“I know I do have a transformation at times. My wife has been on the sideline and she steers clear of all the action. I know once we start, we’re there for a purpose. Our boys frequently adopt the same mental feeling that I have and the coaching staff has. I can’t tell you what it is, but I know there is a transformation.”
Phillips says Huckno was the same way 20 years ago as a junior high school coach. “He was demanding there, too,” Phillips said. “You weren’t late and you made a commitment. I don’t see him having changed one iota.”
It’s not easy being a Red Raider football player. It’s very demanding. You’re driven hard by the staff. I think there’s a lot of love there. I think we truly care for the kids.
The Red Raiders finished the regular season this fall with an 8-0 record and a Division 1 championship. Most observers believe they are destined for a rematch with North Rockland in the Class A title game next month in Syracuse. If that happens, Huckno said he will have enjoyed the journey to the Carrier Dome as much as the game itself.
“People said it must have been wonderful to get to Syracuse (last year). I said, ‘No, as a matter of fact it was almost a little disappointing. It’s like going after that big buck or that big musky. It’s the challenge in the preparation as you attempt to get there. Once you get there, it truly is not as wonderful and fulfilling as you thought it would be.”
“I think athletics is a very fickle game.
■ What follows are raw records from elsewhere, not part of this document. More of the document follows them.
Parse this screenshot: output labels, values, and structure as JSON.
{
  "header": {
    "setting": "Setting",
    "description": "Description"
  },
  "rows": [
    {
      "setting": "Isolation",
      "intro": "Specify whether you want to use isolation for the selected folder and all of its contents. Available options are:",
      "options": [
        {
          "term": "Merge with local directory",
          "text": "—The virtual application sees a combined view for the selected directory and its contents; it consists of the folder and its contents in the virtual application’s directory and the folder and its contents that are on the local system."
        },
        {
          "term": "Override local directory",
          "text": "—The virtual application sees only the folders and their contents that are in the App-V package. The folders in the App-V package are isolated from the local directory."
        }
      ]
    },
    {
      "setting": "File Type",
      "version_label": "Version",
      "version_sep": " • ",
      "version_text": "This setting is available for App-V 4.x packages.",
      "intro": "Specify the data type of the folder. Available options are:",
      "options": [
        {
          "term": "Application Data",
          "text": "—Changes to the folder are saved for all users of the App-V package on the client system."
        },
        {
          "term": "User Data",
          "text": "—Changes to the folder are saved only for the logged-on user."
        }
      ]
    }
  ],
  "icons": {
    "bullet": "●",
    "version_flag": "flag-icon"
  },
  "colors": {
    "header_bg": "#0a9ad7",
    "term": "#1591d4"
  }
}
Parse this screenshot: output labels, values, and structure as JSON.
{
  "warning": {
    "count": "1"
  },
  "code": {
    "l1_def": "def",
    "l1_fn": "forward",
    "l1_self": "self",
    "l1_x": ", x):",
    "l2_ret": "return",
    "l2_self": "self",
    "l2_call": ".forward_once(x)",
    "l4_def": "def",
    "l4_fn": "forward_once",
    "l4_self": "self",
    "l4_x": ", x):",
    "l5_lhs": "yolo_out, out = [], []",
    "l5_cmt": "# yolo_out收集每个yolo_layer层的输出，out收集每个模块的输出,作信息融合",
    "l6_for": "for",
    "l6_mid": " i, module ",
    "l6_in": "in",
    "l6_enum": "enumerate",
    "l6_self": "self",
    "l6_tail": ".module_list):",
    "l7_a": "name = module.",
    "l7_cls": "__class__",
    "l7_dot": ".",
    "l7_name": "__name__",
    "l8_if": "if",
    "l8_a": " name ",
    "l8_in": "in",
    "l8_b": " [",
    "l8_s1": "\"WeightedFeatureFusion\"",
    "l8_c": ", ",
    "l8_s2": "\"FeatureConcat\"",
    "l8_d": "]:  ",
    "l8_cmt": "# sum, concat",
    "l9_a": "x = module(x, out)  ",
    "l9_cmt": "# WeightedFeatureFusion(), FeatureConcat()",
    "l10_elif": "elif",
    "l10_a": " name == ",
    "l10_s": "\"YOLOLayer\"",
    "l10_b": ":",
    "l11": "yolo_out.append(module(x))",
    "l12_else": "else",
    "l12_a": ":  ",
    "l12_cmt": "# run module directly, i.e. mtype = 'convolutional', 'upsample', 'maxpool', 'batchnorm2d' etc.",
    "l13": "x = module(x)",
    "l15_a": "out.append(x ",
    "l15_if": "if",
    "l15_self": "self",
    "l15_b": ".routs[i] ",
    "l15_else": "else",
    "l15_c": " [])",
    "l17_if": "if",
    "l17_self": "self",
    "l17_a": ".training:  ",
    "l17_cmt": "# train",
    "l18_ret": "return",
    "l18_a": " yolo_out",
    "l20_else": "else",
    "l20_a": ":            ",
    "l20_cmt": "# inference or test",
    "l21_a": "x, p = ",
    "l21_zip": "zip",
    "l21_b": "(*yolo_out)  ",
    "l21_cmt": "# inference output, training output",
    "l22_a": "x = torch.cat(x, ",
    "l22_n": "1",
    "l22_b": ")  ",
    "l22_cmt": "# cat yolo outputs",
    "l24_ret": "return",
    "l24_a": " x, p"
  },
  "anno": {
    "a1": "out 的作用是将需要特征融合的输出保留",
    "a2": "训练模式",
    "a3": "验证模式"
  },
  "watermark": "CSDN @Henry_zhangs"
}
Just when you think you have things mastered and just when you think you should be the winner, that’s when you get toppled off the throne.”
That happened in 1987 when the Red Raiders – unbeaten during the regular season – were upset by West Seneca East in a playoff game that was played in a sea of mud at Jefferson School.
“That team, by rights, was one of the finest teams in the state,”Huckno recalled. “in turn, Orchard Park last year was absolutely an excellent team, and probably would have given North Rockland more of a game than we did. (But) we rose up and beat them at Rich Stadium.”
“I know the best team doesn’t always win. As intense as I am, I don’t brood too very long. I always say, ‘Sunday morning I’m going to get up and go to Mass, whether we win or lose.”
The people in Jamestown care about how the Red Raiders are going to do on Saturday. That’s a comfort. It’s all a little bit of a burden, but not too heavy, because there’s a lot of hands helping to hold that.
Huckno, 54, took over as athletic director at JHS this year after spending 32 years in the classroom as an English teacher. And although he could retire at 55, he has no intention of doing so.
“I have no plans on retiring,” he said. “I don’t feel old either. David Currie (a varsity assistant with DiMaio and Phillips) is 32 years old, but he seems like an equal. I don’t feel like stepping down right now. This job has been a nice refreshing change.”
“I’m thinking this will kind of be a second breath and I’ll do it for a while, kind of play it by ear.”
When he does finally decide to hang up his whistle, Huckno can relax, play some golf, enjoy a good book or two, or continue to officiate basketball. But don’t expect that to happen anytime soon. He’s feeling as good as he ever has, plus he’s doing what he loves with people he enjoys.
“That’s what probably keeps me in it,” Huckno said. “Tommy (Phillips), David (Currie) and Joe (DiMaio). It’s just a neat, wonderfully comforting thing. We’re already planning for next year.”
The additional financial assistance of the community is critical to the success of the Chautauqua Sports Hall of Fame. We gratefully acknowledge these individuals and organizations for their generous support.